Return each line of the listing below, unchanged, and omit the images.
Given entries Start Marker
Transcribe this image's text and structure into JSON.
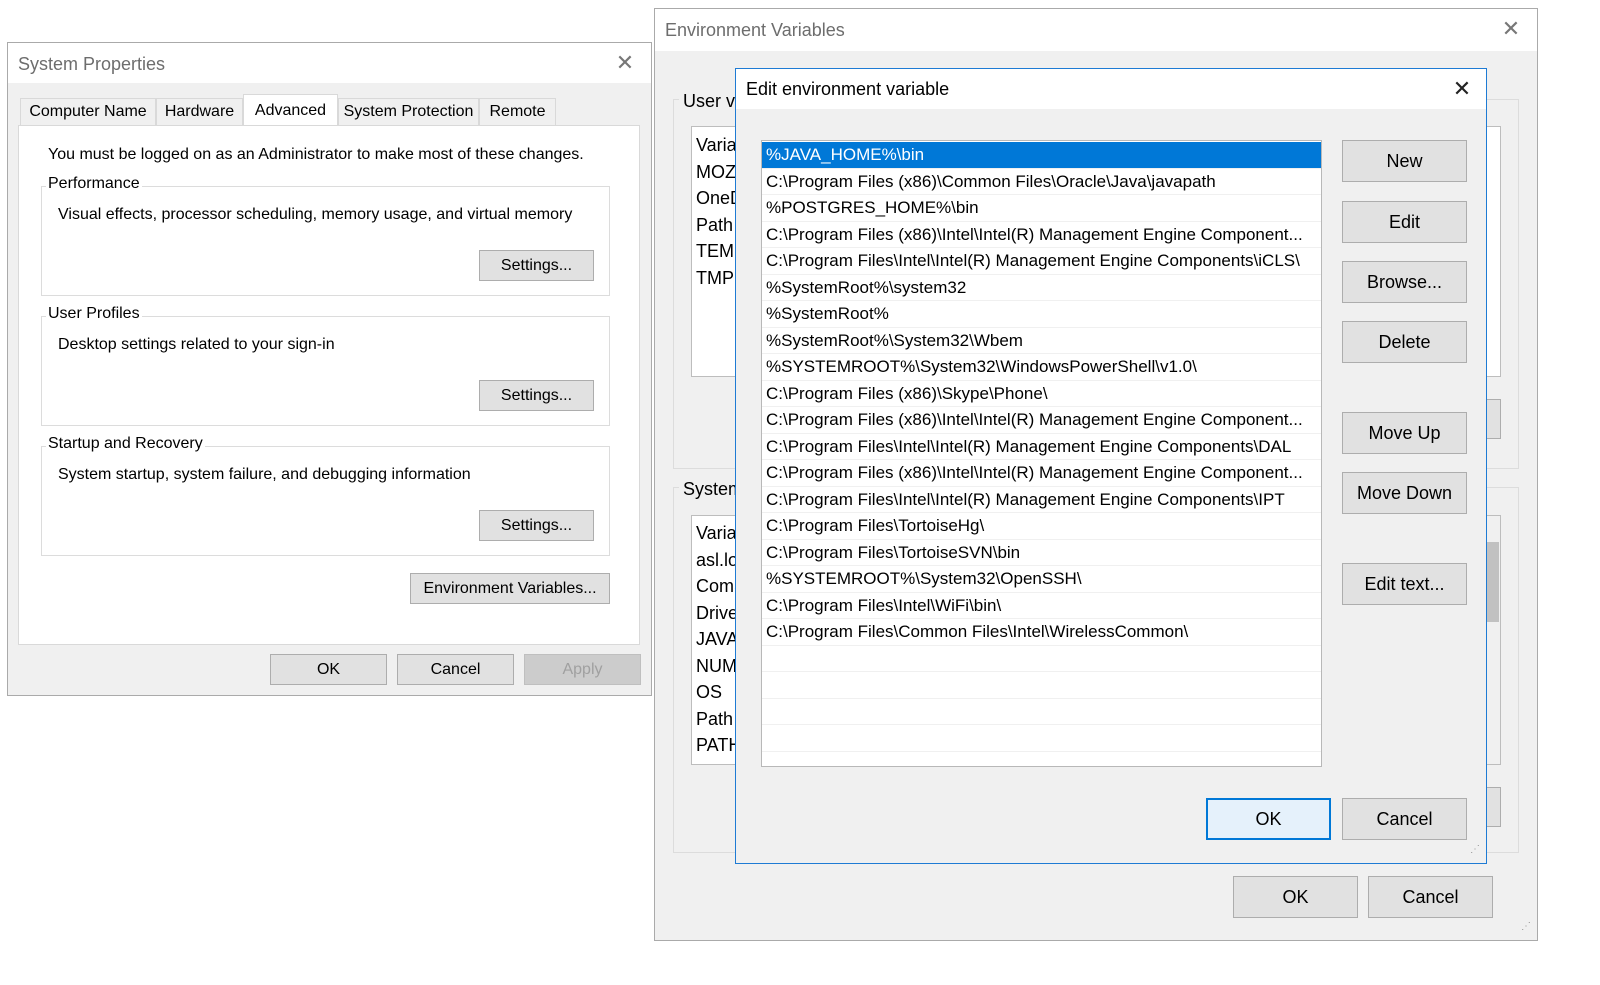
{
  "sysprops": {
    "title": "System Properties",
    "close": "✕",
    "tabs": [
      "Computer Name",
      "Hardware",
      "Advanced",
      "System Protection",
      "Remote"
    ],
    "admin_note": "You must be logged on as an Administrator to make most of these changes.",
    "performance": {
      "title": "Performance",
      "desc": "Visual effects, processor scheduling, memory usage, and virtual memory",
      "button": "Settings..."
    },
    "user_profiles": {
      "title": "User Profiles",
      "desc": "Desktop settings related to your sign-in",
      "button": "Settings..."
    },
    "startup": {
      "title": "Startup and Recovery",
      "desc": "System startup, system failure, and debugging information",
      "button": "Settings..."
    },
    "env_button": "Environment Variables...",
    "ok": "OK",
    "cancel": "Cancel",
    "apply": "Apply"
  },
  "envvars": {
    "title": "Environment Variables",
    "close": "✕",
    "user_label": "User va",
    "user_rows": [
      "Varia",
      "MOZ",
      "OneD",
      "Path",
      "TEMF",
      "TMP"
    ],
    "system_label": "System",
    "system_rows": [
      "Varia",
      "asl.lo",
      "ComS",
      "Drive",
      "JAVA_",
      "NUM",
      "OS",
      "Path",
      "PATH"
    ],
    "ok": "OK",
    "cancel": "Cancel"
  },
  "editdlg": {
    "title": "Edit environment variable",
    "close": "✕",
    "paths": [
      "%JAVA_HOME%\\bin",
      "C:\\Program Files (x86)\\Common Files\\Oracle\\Java\\javapath",
      "%POSTGRES_HOME%\\bin",
      "C:\\Program Files (x86)\\Intel\\Intel(R) Management Engine Component...",
      "C:\\Program Files\\Intel\\Intel(R) Management Engine Components\\iCLS\\",
      "%SystemRoot%\\system32",
      "%SystemRoot%",
      "%SystemRoot%\\System32\\Wbem",
      "%SYSTEMROOT%\\System32\\WindowsPowerShell\\v1.0\\",
      "C:\\Program Files (x86)\\Skype\\Phone\\",
      "C:\\Program Files (x86)\\Intel\\Intel(R) Management Engine Component...",
      "C:\\Program Files\\Intel\\Intel(R) Management Engine Components\\DAL",
      "C:\\Program Files (x86)\\Intel\\Intel(R) Management Engine Component...",
      "C:\\Program Files\\Intel\\Intel(R) Management Engine Components\\IPT",
      "C:\\Program Files\\TortoiseHg\\",
      "C:\\Program Files\\TortoiseSVN\\bin",
      "%SYSTEMROOT%\\System32\\OpenSSH\\",
      "C:\\Program Files\\Intel\\WiFi\\bin\\",
      "C:\\Program Files\\Common Files\\Intel\\WirelessCommon\\",
      "",
      "",
      "",
      "",
      ""
    ],
    "buttons": {
      "new": "New",
      "edit": "Edit",
      "browse": "Browse...",
      "delete": "Delete",
      "move_up": "Move Up",
      "move_down": "Move Down",
      "edit_text": "Edit text..."
    },
    "ok": "OK",
    "cancel": "Cancel"
  }
}
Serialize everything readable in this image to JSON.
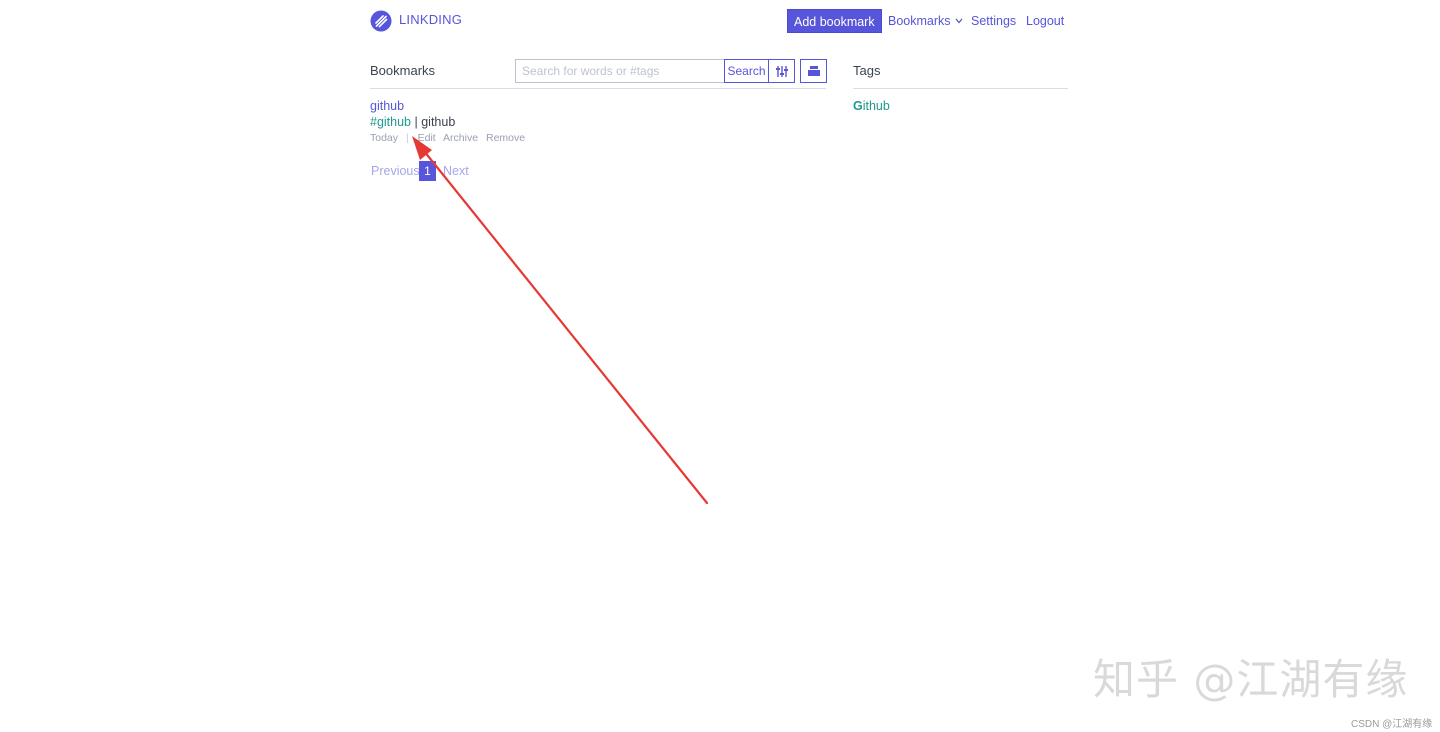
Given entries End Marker
## Task result:
Transcribe this image's text and structure into JSON.
{
  "sysprops": {
    "title": "System Properties",
    "close": "✕",
    "tabs": [
      "Computer Name",
      "Hardware",
      "Advanced",
      "System Protection",
      "Remote"
    ],
    "admin_note": "You must be logged on as an Administrator to make most of these changes.",
    "performance": {
      "title": "Performance",
      "desc": "Visual effects, processor scheduling, memory usage, and virtual memory",
      "button": "Settings..."
    },
    "user_profiles": {
      "title": "User Profiles",
      "desc": "Desktop settings related to your sign-in",
      "button": "Settings..."
    },
    "startup": {
      "title": "Startup and Recovery",
      "desc": "System startup, system failure, and debugging information",
      "button": "Settings..."
    },
    "env_button": "Environment Variables...",
    "ok": "OK",
    "cancel": "Cancel",
    "apply": "Apply"
  },
  "envvars": {
    "title": "Environment Variables",
    "close": "✕",
    "user_label": "User va",
    "user_rows": [
      "Varia",
      "MOZ",
      "OneD",
      "Path",
      "TEMF",
      "TMP"
    ],
    "system_label": "System",
    "system_rows": [
      "Varia",
      "asl.lo",
      "ComS",
      "Drive",
      "JAVA_",
      "NUM",
      "OS",
      "Path",
      "PATH"
    ],
    "ok": "OK",
    "cancel": "Cancel"
  },
  "editdlg": {
    "title": "Edit environment variable",
    "close": "✕",
    "paths": [
      "%JAVA_HOME%\\bin",
      "C:\\Program Files (x86)\\Common Files\\Oracle\\Java\\javapath",
      "%POSTGRES_HOME%\\bin",
      "C:\\Program Files (x86)\\Intel\\Intel(R) Management Engine Component...",
      "C:\\Program Files\\Intel\\Intel(R) Management Engine Components\\iCLS\\",
      "%SystemRoot%\\system32",
      "%SystemRoot%",
      "%SystemRoot%\\System32\\Wbem",
      "%SYSTEMROOT%\\System32\\WindowsPowerShell\\v1.0\\",
      "C:\\Program Files (x86)\\Skype\\Phone\\",
      "C:\\Program Files (x86)\\Intel\\Intel(R) Management Engine Component...",
      "C:\\Program Files\\Intel\\Intel(R) Management Engine Components\\DAL",
      "C:\\Program Files (x86)\\Intel\\Intel(R) Management Engine Component...",
      "C:\\Program Files\\Intel\\Intel(R) Management Engine Components\\IPT",
      "C:\\Program Files\\TortoiseHg\\",
      "C:\\Program Files\\TortoiseSVN\\bin",
      "%SYSTEMROOT%\\System32\\OpenSSH\\",
      "C:\\Program Files\\Intel\\WiFi\\bin\\",
      "C:\\Program Files\\Common Files\\Intel\\WirelessCommon\\",
      "",
      "",
      "",
      "",
      ""
    ],
    "buttons": {
      "new": "New",
      "edit": "Edit",
      "browse": "Browse...",
      "delete": "Delete",
      "move_up": "Move Up",
      "move_down": "Move Down",
      "edit_text": "Edit text..."
    },
    "ok": "OK",
    "cancel": "Cancel"
  }
}
Serialize everything readable in this image to JSON.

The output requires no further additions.